More than 400,000 children are among those living in parts of the city which exceed the legal limits for pollution, according to the London Atmospheric Emissions Inventory.
The figures come ahead of the introduction of the ultra low emission zone (ULEZ) which will charge the most polluting cars, motorcycles and vans £12.50 a day to drive in the city centre, and £100 for lorries, buses and coaches.
Mayor of London Sadiq Khan said: "The introduction of the world's first 24-hour seven-day-a-week ultra low emission zone next week marks a watershed moment in our fight to clean up our filthy air.
"The data I've published today gives an even clearer picture of the urgent need to take action."
The research revealed there had been significant improvements in measured pollution levels.
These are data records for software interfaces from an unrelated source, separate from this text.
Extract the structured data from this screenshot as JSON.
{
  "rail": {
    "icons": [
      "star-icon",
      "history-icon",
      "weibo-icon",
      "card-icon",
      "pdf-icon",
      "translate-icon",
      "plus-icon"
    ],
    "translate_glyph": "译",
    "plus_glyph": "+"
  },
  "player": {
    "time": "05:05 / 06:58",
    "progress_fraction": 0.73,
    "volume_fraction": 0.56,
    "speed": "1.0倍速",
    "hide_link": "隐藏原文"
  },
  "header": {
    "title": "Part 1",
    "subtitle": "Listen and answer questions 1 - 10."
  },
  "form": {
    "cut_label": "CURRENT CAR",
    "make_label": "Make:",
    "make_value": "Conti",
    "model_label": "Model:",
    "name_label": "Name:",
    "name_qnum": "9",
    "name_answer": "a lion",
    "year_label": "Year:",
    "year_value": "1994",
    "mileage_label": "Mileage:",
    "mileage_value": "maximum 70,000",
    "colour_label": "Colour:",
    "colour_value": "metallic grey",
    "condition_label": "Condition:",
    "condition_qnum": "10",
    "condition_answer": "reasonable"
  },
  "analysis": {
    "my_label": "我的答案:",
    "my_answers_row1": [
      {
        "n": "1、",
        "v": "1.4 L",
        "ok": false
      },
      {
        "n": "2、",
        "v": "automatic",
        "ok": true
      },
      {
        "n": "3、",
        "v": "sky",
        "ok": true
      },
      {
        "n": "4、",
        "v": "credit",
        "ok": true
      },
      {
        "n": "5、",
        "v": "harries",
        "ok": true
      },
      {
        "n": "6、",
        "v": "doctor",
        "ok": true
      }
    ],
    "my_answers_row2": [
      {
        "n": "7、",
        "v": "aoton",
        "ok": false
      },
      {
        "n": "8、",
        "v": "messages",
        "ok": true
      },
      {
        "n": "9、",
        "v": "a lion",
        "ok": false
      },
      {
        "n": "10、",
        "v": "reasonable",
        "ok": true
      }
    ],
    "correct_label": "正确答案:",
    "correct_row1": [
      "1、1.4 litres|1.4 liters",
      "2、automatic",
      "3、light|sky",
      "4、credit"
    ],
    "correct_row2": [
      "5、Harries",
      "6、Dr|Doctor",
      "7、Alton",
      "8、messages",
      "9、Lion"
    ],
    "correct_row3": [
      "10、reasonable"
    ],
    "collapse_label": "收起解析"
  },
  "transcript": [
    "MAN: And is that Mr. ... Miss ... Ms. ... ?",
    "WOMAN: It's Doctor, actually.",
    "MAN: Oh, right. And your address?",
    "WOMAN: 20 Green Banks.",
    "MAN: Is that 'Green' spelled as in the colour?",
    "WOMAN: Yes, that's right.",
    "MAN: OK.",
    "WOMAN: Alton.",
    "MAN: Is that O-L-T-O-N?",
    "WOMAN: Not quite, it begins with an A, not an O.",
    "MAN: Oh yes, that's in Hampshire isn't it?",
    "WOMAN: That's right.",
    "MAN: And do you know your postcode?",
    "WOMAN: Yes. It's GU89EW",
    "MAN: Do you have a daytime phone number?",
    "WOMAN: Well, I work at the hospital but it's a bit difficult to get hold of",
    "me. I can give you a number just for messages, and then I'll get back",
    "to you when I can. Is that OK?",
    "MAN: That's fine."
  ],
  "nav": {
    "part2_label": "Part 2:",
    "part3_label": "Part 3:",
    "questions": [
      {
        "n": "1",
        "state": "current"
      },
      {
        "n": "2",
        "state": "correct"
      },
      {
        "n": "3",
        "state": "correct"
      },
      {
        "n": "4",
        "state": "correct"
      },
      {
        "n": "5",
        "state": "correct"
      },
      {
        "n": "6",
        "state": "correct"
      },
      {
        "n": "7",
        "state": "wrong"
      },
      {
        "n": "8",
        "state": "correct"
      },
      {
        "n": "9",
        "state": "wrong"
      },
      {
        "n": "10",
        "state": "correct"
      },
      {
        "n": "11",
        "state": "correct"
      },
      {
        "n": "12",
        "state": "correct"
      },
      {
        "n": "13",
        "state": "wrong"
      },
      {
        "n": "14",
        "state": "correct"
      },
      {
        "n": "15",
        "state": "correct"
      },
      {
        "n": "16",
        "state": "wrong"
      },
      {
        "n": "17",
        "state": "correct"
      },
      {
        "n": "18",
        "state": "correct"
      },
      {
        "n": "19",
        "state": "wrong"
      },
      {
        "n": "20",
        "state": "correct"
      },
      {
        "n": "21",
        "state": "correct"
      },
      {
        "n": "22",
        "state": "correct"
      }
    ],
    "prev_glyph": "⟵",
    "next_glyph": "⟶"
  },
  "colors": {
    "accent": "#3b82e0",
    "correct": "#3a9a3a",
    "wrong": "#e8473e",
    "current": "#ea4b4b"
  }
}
Air pollution is down, with a 57% reduction in the number of hours recorded in which the city bust the legal limit for nitrogen dioxide so far this year compared to the same period last year.
In the first three months of 2016, 43 monitoring sites in London recorded hours exceeding their legal limit of nitrogen dioxide - with 13 going over the annual maximum of 18 hours above the cut-off.
But so far in 2019, just 10 monitoring sites have recorded breaches of the hourly limit, and none have hit the annual maximum threshold.
Officials said hourly breaches of nitrogen dioxide limits were almost exclusively due to traffic, and the improvements are likely to be down to cleaning up Transport for London buses and drivers already complying with the ULEZ.